By Elizabeth Prata
This has been an interesting week, hasn’t it? I’ve watched political events unfold at lightning speed, my mouth metaphorically hanging open. In my 60 years I’ve been witness to some of the most amazing events in history, but this past week, rather since November 3, 2020, has left me speechless.
If the Big Tech Oligarchs have their way we conservatives & Christians will be left literally speechless soon, right? I’ve tried to write essays this week that encouraged, that referenced some events obliquely without delving. I read a tweet from a missionary friend who wrote, “Husbands, guard your wife against information overload. She may not want to hear you constantly talk about how the US is falling.” So true.

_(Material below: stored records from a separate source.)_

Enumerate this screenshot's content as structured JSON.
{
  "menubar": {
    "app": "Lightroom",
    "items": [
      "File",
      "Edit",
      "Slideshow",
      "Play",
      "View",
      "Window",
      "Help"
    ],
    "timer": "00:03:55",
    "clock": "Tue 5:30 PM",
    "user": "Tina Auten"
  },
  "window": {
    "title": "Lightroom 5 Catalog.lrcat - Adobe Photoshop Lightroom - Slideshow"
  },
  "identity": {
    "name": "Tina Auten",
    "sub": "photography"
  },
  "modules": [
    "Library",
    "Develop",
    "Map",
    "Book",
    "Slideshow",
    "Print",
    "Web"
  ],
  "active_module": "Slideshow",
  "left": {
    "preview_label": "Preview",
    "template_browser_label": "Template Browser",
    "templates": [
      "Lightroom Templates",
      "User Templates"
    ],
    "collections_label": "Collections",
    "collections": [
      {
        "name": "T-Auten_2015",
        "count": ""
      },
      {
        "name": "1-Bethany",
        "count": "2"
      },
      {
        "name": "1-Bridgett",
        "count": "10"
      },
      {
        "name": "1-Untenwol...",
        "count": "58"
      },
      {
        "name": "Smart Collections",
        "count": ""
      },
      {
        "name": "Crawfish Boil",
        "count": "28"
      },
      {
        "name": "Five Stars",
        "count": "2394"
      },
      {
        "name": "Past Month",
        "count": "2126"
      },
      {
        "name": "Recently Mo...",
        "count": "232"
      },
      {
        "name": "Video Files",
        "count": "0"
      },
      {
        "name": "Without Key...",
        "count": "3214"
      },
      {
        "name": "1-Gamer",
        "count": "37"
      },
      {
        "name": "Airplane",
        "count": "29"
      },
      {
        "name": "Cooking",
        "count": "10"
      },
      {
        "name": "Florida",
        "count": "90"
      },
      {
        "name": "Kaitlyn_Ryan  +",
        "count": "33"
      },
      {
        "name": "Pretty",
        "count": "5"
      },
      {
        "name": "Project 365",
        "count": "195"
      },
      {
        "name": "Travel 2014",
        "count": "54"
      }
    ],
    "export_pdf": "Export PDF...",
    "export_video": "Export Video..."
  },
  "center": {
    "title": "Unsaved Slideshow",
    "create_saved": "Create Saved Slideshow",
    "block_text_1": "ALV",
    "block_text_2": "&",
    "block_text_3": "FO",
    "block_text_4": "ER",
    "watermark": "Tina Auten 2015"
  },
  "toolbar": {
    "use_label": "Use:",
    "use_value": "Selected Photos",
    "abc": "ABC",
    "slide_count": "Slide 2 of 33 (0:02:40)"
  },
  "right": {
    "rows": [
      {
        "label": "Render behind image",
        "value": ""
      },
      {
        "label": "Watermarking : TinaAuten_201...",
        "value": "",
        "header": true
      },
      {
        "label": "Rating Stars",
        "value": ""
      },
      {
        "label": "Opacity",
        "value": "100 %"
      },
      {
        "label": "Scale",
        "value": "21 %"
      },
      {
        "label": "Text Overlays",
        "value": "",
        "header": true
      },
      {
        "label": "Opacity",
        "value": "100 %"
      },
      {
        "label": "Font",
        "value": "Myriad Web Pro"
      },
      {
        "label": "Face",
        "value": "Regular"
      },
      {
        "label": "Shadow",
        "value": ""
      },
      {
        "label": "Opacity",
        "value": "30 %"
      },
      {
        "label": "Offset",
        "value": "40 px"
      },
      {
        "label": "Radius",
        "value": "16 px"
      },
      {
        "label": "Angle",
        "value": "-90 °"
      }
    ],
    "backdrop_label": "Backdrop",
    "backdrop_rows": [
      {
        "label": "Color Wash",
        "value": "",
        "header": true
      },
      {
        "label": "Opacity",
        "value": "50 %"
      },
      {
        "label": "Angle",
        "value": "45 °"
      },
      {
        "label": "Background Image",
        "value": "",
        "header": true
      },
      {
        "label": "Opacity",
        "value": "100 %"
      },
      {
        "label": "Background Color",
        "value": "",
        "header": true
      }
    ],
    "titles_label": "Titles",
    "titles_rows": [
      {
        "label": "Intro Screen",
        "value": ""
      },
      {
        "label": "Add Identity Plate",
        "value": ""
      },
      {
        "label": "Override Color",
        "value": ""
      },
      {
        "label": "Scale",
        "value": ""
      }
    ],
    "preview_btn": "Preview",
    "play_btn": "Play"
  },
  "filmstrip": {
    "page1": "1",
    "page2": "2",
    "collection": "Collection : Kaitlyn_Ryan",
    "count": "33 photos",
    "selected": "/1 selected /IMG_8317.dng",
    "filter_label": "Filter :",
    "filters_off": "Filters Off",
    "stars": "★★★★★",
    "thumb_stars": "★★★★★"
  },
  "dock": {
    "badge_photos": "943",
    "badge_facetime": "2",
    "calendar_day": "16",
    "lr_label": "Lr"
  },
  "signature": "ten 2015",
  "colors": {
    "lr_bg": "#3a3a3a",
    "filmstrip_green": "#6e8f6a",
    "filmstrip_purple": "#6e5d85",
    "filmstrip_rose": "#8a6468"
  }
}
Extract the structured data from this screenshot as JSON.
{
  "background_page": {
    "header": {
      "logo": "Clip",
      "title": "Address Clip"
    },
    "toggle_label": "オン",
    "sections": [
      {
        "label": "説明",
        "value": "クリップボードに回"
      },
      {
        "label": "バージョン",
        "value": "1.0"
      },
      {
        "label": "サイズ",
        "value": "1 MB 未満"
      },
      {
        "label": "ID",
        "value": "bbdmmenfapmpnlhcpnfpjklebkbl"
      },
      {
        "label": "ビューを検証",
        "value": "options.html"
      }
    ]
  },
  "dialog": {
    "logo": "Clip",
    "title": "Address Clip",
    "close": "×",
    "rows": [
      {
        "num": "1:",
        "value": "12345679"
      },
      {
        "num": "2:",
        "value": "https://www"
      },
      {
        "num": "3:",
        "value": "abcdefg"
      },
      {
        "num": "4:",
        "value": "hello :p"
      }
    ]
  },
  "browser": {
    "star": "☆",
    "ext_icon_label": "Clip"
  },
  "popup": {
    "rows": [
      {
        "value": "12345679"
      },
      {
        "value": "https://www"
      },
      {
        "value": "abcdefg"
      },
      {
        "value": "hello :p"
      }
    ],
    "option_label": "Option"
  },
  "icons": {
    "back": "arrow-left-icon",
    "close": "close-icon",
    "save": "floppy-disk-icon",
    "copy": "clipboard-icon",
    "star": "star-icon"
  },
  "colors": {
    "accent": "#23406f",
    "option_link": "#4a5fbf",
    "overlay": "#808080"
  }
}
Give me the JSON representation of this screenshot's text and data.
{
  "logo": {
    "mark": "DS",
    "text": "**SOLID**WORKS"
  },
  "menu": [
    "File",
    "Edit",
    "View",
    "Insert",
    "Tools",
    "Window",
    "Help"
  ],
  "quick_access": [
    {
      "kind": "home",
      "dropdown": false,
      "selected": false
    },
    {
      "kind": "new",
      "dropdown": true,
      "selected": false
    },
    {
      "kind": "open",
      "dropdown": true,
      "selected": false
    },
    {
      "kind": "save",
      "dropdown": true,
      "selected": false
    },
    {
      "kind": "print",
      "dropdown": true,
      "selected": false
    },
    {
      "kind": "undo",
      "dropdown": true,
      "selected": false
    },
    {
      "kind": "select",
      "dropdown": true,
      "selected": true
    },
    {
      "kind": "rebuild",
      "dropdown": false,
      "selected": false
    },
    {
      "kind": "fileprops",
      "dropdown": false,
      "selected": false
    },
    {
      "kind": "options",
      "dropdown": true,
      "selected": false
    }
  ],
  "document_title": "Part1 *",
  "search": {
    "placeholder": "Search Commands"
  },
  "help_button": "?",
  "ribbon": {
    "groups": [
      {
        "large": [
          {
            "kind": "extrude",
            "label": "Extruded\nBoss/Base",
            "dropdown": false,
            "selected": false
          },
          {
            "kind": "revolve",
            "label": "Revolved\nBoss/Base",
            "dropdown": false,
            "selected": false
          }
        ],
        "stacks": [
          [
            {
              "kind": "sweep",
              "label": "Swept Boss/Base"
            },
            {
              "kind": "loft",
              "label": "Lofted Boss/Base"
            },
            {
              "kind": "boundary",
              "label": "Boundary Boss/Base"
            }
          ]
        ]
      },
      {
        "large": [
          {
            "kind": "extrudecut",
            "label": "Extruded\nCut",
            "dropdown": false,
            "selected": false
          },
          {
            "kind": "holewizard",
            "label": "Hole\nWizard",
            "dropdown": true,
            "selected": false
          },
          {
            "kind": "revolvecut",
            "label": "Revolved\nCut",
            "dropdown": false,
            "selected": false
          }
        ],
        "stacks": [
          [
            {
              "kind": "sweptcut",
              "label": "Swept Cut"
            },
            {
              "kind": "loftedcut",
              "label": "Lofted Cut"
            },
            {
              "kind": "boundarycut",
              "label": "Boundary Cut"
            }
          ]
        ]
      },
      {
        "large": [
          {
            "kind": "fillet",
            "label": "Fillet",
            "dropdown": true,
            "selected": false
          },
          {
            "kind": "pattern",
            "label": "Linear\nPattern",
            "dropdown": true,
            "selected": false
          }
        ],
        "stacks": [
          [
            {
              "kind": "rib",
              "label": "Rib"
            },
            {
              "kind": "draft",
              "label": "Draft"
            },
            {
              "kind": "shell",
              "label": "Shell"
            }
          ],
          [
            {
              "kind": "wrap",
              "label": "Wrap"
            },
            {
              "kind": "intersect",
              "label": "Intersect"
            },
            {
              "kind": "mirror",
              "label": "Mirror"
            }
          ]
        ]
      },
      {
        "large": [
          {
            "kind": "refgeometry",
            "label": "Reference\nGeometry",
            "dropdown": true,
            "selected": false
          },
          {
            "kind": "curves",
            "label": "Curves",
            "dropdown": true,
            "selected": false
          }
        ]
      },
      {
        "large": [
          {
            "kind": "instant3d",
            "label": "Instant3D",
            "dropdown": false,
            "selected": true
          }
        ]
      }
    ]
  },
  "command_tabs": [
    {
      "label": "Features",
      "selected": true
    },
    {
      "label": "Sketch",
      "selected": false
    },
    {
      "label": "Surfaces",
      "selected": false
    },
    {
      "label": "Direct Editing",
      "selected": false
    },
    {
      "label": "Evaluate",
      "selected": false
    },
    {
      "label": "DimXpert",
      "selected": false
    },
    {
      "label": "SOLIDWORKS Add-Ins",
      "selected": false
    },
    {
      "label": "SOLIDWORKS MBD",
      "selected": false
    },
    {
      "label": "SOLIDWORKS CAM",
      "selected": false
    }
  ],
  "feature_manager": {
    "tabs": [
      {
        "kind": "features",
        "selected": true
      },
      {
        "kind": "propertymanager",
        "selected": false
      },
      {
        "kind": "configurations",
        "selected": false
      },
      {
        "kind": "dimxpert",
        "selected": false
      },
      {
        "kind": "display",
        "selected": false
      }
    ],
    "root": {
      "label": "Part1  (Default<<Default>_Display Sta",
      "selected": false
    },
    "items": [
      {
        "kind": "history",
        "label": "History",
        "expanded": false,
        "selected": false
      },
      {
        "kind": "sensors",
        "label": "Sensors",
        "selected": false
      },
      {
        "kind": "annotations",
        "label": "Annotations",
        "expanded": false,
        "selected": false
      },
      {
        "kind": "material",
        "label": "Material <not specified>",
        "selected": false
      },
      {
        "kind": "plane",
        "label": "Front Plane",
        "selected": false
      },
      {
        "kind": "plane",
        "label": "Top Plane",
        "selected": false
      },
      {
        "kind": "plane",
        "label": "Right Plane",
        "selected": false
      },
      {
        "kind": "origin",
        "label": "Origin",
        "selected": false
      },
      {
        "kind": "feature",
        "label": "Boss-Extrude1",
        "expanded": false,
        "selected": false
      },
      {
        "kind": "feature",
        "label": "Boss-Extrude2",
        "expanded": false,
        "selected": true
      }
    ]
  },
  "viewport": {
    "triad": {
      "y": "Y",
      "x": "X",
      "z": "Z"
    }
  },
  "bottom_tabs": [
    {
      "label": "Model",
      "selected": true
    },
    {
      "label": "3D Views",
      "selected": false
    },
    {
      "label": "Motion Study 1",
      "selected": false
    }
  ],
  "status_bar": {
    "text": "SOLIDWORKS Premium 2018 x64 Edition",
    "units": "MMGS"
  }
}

I have to guard myself against that, and I LOVE information. The relentlessly bad news, coupled with near-impossible ability to assess its credibility, means I have to push away and do some calming techniques. I’ll lay those out below, but first ICYMI, a recap of the week’s essays:
Yesterday morning I did a short essay on NASA discovering a weird glow or light in the far universe where only dark spaces were supposed to be. I coupled that news with an exhortation to reread and believe Genesis 1:1, because the time is now where we must solidify what we believe and why. Did God really say…In the beginning…? What’s that Glow in the Middle of the Universe?
In the essay Who will it be…how will it be? I made a reminder that God used ‘good’ pagan leaders and evil pagan leaders for His purposes, and that as long as we look to Him and trust Him, we will be OK.
Living In Limbo discussed how it’s like we’re in the eye of a hovering storm like those photos from the National Weather Service, a shelf cloud looming, all demonic looking and evil. Lightning bolts coming down from it, darkness all around. I’m waiting. It’s limbo. It doesn’t feel real, and how to combat the feeling of being stuck in limbo.
On Free Speech discusses the importance of free speech and what happens to a community or nation that squashes it.
I wanted to spend a moment focusing on one of God’s promises, in order to be encouraging, God Answers Prayer.
I feel jittery and unsettled. I know that heaven is my home and my citizenship is up there, but I live here at present. It’s OK to love your country, love the way of life God has granted us for a time, love what we have known. It’s OK to mourn their passing. So, what do I do to calm down? In no particular order:
I go outside: I’m not a huge outdoors fan but I recognize the value of changing my scenery and breathing fresh air. I love to photograph birds, so that’s what I do outside. I bird watch, look at the sky and clouds. When the weather warms a bit I’ll got the nearby State Park and amble along some trails or sit by the rolling river and waterfall an listen to the water. It’s refreshing.
I sing along to hymns: Hearing myself repeat God-glorifying words is comforting. I choose hymns that focus on heaven, too, in order to keep my perspective eternal. I live by myself so my off-key warbling won’t hurt anyone’s ears, lol.
I read the Word: Not study, not looking up the Greek or Hebrew words, not reading the notes at the bottom, just read it. Let the word wash over you and into you. I was reading 1 Corinthians yesterday and even though the content was negative with Paul sarcastic and angry and all that, the Word itself brought tears to my eyes because it’s so beautiful. Just read.
I visualize: I close my eyes and visualize the scenes in the Bible that depict heaven. There’s no place like home, and heaven is our home. Picture it, think about it, and as the song says, “Turn your eyes upon Jesus, Look full in His wonderful face, And the things of earth will grow strangely dim, In the light of His glory and grace.” Where is Jesus now? Heaven. Look to Him as He is now, and picture the place He has prepared for us. I usually do this after I pray.
Pray. Nuff said.
I drink tea. I do the whole ritual, putting hot water into the teapot to pre-heat it, setting the electric kettle on to boil, selecting which tea I’ll have this time, choosing the teacup. It only takes a few minutes. I enjoy having the pretty china around me. Taking care of myself in this small way is a stabilizing influence. If you have small self-care routines you enjoy, stick to them. They can become grounding points throughout the day.
I use my exercise bike: I hate exercise but recognize the endorphins circulating in the body cleanse the mind. But, ugh. 🙂
What do you do to calm yourself in troubling times?
You must be logged in to post a comment.